Reifschneider said the Sage is typically used in pre-planned situations involving multiple officers, such as when the SWAT team executes a high-risk search warrant, or when the department receives a call about a person who is armed with something other than a firearm. The optimal way to use it is to have one officer deploy the Sage, allowing the other officer to then take the person struck into custody.
"It's a great tool, and we want all the officers to have it available if the situation presents itself," Reifschneider said. "But it's only applicable to a finite number of situations."
As a result, the Sage hasn't gotten too much use in the department. Reifschneider said the department has had a few different versions of the Sage over the past decade (the current one uses 37 mm rounds) and that have been fired on only a handful of occasions for calls for service.
Now, all patrol vehicles are equipped with Sage launchers, Reifschneider said. About half of them are equipped with mounts for the launchers. The older vehicles, which don't have mounts and which are in the process of being replaced, now have Sage launchers in their trunks.
The decision to make Sage launchers more available to officers isn't the only change that the department has implemented since the December 2015 shooting, which prompted then-Chief Dennis Burns to launch a systemic review of the department's tactics and training, according to Gennaco's Los Angeles firm, OIR Group.
Among the audit's key findings was the department's recognition that it needs to re-emphasize specialized training in crisis intervention.

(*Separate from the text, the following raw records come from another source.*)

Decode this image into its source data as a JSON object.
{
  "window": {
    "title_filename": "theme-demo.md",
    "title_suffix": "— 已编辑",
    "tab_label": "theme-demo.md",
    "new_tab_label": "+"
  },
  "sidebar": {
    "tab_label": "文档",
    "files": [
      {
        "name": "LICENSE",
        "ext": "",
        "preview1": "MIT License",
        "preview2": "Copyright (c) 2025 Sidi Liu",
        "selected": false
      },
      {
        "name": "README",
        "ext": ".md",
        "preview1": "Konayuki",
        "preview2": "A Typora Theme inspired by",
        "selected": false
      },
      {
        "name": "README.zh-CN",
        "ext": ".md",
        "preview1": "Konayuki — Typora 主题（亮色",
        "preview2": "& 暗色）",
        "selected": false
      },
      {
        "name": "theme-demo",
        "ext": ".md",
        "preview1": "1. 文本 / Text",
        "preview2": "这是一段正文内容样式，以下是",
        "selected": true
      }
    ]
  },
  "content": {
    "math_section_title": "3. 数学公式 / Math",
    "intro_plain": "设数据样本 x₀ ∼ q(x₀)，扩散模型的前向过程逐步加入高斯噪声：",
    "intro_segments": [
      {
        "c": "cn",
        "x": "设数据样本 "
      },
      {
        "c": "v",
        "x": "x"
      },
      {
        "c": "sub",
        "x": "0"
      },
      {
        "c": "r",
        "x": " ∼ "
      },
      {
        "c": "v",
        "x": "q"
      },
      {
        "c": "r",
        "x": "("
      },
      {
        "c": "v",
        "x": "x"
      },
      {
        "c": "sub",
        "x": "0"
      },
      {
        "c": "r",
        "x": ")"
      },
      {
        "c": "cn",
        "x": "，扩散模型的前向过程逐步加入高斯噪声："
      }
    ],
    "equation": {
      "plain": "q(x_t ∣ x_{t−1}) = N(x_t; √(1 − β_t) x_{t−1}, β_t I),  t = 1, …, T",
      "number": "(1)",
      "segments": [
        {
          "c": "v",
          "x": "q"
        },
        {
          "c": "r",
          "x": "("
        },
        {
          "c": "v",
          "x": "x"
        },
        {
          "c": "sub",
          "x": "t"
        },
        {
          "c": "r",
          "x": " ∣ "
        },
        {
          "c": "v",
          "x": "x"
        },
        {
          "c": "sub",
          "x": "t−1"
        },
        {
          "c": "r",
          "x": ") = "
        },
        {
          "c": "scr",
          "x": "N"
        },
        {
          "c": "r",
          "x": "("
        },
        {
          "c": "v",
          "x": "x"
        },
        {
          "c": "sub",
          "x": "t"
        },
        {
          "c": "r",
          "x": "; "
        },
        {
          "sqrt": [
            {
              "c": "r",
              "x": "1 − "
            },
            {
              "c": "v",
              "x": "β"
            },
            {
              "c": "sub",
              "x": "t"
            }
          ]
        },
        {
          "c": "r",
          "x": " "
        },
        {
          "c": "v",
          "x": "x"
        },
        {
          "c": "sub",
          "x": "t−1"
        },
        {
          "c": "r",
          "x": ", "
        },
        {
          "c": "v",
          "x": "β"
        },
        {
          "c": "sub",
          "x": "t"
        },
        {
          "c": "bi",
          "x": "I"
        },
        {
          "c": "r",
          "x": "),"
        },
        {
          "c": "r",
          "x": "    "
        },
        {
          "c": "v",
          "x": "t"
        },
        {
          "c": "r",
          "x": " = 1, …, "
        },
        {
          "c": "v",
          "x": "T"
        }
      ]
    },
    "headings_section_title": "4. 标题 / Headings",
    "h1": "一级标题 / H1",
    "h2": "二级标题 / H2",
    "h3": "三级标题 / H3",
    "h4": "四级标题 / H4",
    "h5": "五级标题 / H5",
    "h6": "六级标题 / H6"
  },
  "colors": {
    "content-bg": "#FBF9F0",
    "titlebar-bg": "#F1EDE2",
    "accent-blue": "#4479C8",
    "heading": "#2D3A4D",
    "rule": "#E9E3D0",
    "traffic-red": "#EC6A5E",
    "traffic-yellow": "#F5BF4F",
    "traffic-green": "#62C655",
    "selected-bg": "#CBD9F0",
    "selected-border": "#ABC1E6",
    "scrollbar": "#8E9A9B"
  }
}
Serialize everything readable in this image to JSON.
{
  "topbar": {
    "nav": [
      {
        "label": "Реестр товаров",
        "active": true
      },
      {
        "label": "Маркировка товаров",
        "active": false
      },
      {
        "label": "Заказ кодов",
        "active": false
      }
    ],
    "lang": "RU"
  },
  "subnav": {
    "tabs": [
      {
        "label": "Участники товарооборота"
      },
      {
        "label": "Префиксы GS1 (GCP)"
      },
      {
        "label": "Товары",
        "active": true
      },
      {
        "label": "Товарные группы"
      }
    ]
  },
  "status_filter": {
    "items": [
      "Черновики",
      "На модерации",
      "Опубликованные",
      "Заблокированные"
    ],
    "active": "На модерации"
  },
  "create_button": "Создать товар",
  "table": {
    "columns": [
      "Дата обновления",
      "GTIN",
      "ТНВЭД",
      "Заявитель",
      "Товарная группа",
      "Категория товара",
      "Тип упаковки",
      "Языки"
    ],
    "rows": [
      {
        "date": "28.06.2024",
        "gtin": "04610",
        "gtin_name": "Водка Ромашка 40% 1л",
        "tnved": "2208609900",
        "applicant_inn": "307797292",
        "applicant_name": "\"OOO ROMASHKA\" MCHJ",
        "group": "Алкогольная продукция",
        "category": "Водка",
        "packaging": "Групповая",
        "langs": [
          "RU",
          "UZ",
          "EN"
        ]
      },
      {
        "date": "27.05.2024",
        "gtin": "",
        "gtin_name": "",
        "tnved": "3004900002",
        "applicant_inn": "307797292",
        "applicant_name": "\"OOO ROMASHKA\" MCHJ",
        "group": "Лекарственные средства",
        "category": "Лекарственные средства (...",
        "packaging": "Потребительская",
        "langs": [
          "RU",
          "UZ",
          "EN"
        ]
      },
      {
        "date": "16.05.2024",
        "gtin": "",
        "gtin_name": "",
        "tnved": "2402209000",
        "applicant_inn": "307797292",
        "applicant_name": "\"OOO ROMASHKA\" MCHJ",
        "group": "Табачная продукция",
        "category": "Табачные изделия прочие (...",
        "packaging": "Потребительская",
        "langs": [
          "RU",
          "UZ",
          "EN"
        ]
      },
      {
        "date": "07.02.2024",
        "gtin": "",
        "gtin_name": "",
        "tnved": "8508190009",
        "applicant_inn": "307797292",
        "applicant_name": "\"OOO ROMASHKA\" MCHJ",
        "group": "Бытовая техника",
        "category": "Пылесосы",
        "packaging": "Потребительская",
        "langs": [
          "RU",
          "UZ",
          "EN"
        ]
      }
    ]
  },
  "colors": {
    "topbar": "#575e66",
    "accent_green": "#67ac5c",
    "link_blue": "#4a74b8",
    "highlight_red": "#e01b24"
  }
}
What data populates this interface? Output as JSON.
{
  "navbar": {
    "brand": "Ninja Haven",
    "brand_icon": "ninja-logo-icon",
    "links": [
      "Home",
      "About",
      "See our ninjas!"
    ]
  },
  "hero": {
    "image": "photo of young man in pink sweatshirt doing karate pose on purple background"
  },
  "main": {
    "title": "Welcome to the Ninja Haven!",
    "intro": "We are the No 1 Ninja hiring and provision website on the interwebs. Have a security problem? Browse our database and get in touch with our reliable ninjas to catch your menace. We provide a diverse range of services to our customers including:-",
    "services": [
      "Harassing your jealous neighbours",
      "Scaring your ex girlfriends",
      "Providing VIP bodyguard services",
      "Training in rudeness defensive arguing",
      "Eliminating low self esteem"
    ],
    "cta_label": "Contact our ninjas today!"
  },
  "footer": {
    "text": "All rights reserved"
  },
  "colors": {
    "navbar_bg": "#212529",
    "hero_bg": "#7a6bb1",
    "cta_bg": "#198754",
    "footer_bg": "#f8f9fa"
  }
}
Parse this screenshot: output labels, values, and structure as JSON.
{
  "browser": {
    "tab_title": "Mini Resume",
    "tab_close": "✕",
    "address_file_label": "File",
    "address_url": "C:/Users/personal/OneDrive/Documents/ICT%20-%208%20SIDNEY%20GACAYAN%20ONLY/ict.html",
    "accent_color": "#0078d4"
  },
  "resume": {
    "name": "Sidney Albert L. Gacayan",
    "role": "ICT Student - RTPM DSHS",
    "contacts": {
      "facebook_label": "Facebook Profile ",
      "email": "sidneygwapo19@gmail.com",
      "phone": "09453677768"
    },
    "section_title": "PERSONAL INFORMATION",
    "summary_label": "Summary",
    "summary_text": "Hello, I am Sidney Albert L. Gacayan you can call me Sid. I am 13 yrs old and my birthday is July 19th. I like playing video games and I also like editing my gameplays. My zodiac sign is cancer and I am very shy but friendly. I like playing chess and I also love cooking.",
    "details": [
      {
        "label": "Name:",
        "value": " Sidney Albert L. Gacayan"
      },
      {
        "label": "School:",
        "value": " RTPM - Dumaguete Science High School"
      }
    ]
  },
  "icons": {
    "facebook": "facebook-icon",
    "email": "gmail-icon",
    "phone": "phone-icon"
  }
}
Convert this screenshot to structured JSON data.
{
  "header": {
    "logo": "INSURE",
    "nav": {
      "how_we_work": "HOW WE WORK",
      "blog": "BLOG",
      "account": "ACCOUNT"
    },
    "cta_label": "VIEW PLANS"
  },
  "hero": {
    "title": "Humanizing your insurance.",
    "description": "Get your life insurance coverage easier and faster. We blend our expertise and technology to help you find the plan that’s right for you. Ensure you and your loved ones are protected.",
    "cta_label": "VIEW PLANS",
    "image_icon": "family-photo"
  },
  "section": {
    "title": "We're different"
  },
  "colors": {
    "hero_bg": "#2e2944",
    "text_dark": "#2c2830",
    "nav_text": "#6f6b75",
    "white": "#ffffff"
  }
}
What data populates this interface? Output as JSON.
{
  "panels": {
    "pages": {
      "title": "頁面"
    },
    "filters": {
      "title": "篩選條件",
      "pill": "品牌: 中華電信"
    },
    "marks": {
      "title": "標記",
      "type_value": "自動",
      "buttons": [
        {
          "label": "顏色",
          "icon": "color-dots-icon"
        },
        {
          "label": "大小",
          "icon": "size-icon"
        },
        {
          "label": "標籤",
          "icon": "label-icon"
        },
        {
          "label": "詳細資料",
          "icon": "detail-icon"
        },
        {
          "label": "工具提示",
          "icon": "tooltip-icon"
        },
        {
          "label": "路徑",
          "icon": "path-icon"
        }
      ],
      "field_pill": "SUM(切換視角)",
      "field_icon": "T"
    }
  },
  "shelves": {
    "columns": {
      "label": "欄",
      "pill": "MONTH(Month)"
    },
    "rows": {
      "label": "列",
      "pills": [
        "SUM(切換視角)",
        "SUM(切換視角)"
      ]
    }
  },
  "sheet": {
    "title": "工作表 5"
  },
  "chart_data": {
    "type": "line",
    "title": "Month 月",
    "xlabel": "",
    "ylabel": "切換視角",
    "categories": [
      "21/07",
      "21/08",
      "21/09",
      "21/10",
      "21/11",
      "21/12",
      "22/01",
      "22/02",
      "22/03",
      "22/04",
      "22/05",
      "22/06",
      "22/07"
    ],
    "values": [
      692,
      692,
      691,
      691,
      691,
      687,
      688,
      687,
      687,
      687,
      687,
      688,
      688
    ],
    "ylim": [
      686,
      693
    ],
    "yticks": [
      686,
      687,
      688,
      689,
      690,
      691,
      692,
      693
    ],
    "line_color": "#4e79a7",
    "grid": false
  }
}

The report notes that the Palo Alto Police Department was the first agency in the county to commit to training all officers in Crisis Intervention Training and the first agency to voluntarily participate in training administered by the County's Office of Mental Health. The audit calls the department's decision to increase training "exemplary."
"I do think there was a holistic approach taken after the fact in looking at what we could do better going forward and want we can do in terms of getting our officers as many options as possible," Reifschneider said.
The systemic review also identified an interest in providing more scenario-based training to officers. The department obtained a firearm training system with the capability to simulate 500 scenarios, and instructors have "integrated their training to focus on tactical and force options such as de-escalation, repositioning, less lethal munitions and seeking backups."
The department also administered a four-hour de-escalation training to officers and decided to provide intervention, communication and tactics training.
While lauding the department's effort to review its policies, Gennaco also quibbled with some of its actions in investigating the incident. He took issue, for example, with the fact that the officers involved in the incident weren't asked to undergo second interviews as part of the administrative review (they were interviewed shortly after the incident); and the fact that one of the officers drove himself away from the scene, despite investigative protocols that require officers involved in deadly force incidents to be driven (the issue is somewhat muddled by the fact that it was the officer who fired the ineffective Taser at Raff who drove himself).
Gennaco also found that in at least one interview with an on-scene officer, the interviewer used "leading" questions ("Were you scared for your partner's safety?") that led to one-word answers ("Yes"). He noted that a question that "effectively includes its own answer, and only requires agreement from the subject, has the potential to undermine the appearance of objectivity and the legitimacy of response."
"This is particularly sensitive in the arena of officers investigating their colleagues over the use of deadly force, where the potential for public skepticism about investigative integrity is already high."